October 24, 2018
Abstract: Paint on the exterior of an automobile has to look attractive and also serve as a functional coating that resists corrosion and abrasion over a service life of many years. Paints are applied using electrostatic rotating bell atomizers in which a thin paint film is forced onto the inner surface of a high-speed rotating bell where it breaks into droplets that are directed onto the target surface by air jets and electrostatic forces. Painted panels are dried in a heated oven where solvents evaporate leaving behind a resin that polymerizes to form a hard layer.
Experiments were done to study the formation of defects in paint films during both paint application and drying. High-speed videos were taken of paint atomization in rotating bell atomizers and the impact of paint droplets on a solid surface. The effect of spray parameters on droplet size and the rate of surface coverage was measured.

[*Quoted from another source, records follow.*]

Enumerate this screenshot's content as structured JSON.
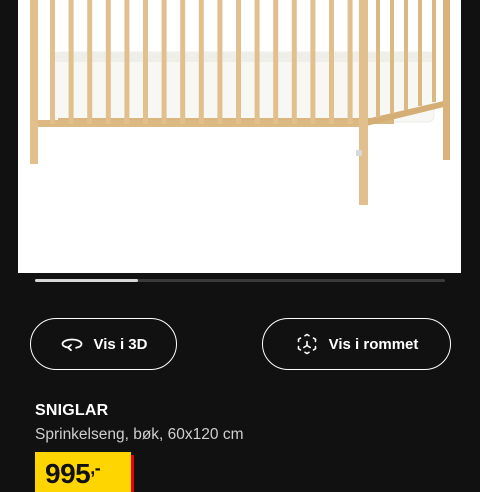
{
  "product_image": {
    "alt": "crib-photo"
  },
  "carousel": {
    "progress_fraction": 0.25
  },
  "actions": {
    "view_3d_label": "Vis i 3D",
    "view_in_room_label": "Vis i rommet"
  },
  "product": {
    "name": "SNIGLAR",
    "description": "Sprinkelseng, bøk, 60x120 cm",
    "price": "995",
    "price_suffix": ",-"
  },
  "colors": {
    "background": "#111111",
    "price_badge": "#ffd500",
    "price_badge_shadow": "#e3001b",
    "wood": "#e2c08d"
  },
  "icons": {
    "view_3d": "rotate-3d-icon",
    "view_in_room": "ar-cube-icon"
  }
}
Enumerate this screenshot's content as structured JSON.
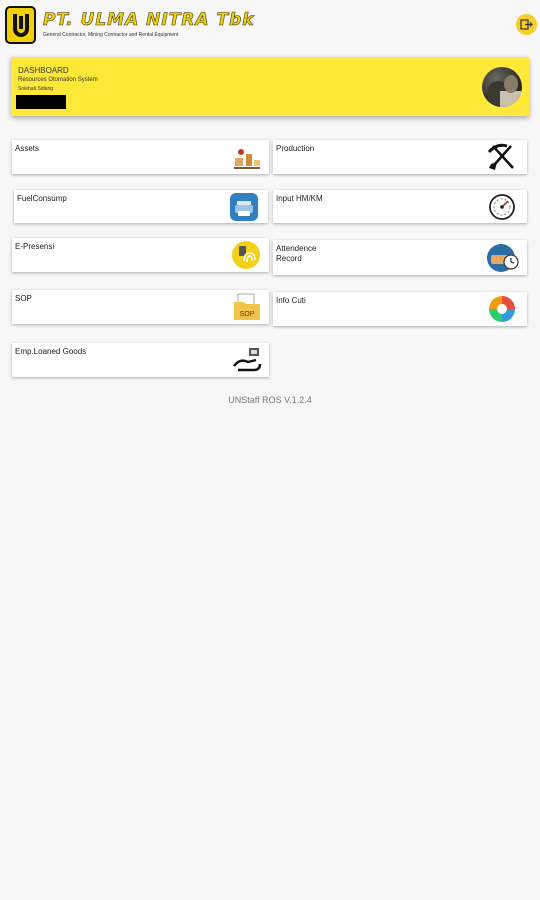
{
  "header": {
    "brand_title": "PT. ULMA NITRA Tbk",
    "brand_subtitle": "General Contractor, Mining Contractor and Rental Equipment"
  },
  "banner": {
    "title": "DASHBOARD",
    "subtitle": "Resources Otomation System",
    "user_name": "Solehati Sidang"
  },
  "menu": [
    {
      "label": "Assets",
      "icon": "assets-icon"
    },
    {
      "label": "Production",
      "icon": "shovel-pick-icon"
    },
    {
      "label": "FuelConsump",
      "icon": "fuel-printer-icon"
    },
    {
      "label": "Input HM/KM",
      "icon": "gauge-icon"
    },
    {
      "label": "E-Presensi",
      "icon": "fingerprint-icon"
    },
    {
      "label": "Attendence\nRecord",
      "icon": "attendance-icon"
    },
    {
      "label": "SOP",
      "icon": "sop-folder-icon"
    },
    {
      "label": "Info Cuti",
      "icon": "leave-info-icon"
    },
    {
      "label": "Emp.Loaned Goods",
      "icon": "handover-icon"
    }
  ],
  "sop_icon_text": "SOP",
  "version": "UNStaff ROS V.1.2.4",
  "colors": {
    "accent_yellow": "#ffe838",
    "brand_yellow": "#f3d100",
    "background": "#f7f7f7"
  }
}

Painted samples were placed in an oven and while they dried the paint surface was photographed and their weight loss measured. Cellular structures appeared on the paint surface, induced by Marangoni flows driven by solvent concentration variations. For thin films (<500 µm) the patterns disappeared in a few minutes and the dried paint surface became smooth while for thicker paint films roll-like structures remained on the hardened paint layer, creating an uneven surface commonly known as an “orange-peel” defect. Pigments and metallic particles that are commonly added to paints were observed to move due to surface-tension driven flows, forming clusters that cause changes in colour. An analytical solution of the mass-diffusion equation was used to model solvent evaporation from the paint film and calculate the concentration gradient and surface tension variations in the paint films. Small air bubbles were trapped in the paint film under impacting droplets and grew larger as evaporating solvent diffuse into them, creating blisters.Bio: Sanjeev Chandra is a Professor in the Department of Mechanical and Industrial Engineering at the University of Toronto, which he joined in 1990. Prof. Chandra is known internationally for his research on the dynamics of droplets and sprays and is one of the founders of the Centre for Advanced Coating Technologies at the University of Toronto. His research spans the areas of fluid mechanics, heat transfer and materials science and has also been applied in spray coating, spray cooling, spray painting, ink-jet printing, electronic cooling and waste heat recovery. Prof. Chandra was awarded the The Brockhouse Canada Prize for Interdisciplinary Research in 2010 and the Jules Stachiewicz Medal in 2015 by the Canadian Society for Mechanical Engineering for outstanding contributions to heat transfer.